Stored data entries
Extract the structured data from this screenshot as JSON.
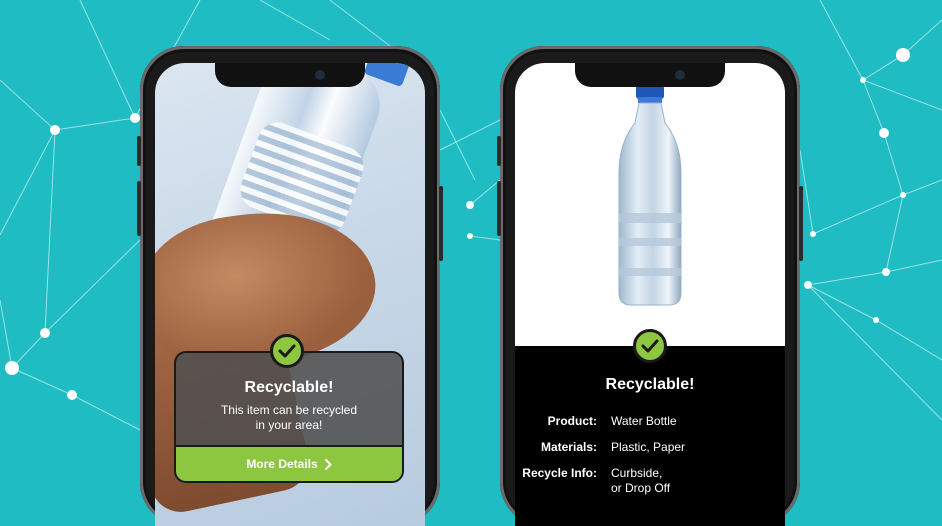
{
  "left_phone": {
    "card": {
      "title": "Recyclable!",
      "message_line1": "This item can be recycled",
      "message_line2": "in your area!",
      "button_label": "More Details"
    }
  },
  "right_phone": {
    "title": "Recyclable!",
    "details": [
      {
        "label": "Product:",
        "value_line1": "Water Bottle",
        "value_line2": ""
      },
      {
        "label": "Materials:",
        "value_line1": "Plastic, Paper",
        "value_line2": ""
      },
      {
        "label": "Recycle Info:",
        "value_line1": "Curbside,",
        "value_line2": "or Drop Off"
      }
    ]
  },
  "colors": {
    "background": "#1fbdc3",
    "accent_green": "#8dc63f",
    "bottle_cap_blue": "#3a7bd5"
  },
  "icons": [
    "checkmark-icon",
    "chevron-right-icon"
  ]
}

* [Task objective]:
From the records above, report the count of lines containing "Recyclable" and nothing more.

* [Exercise output]:
2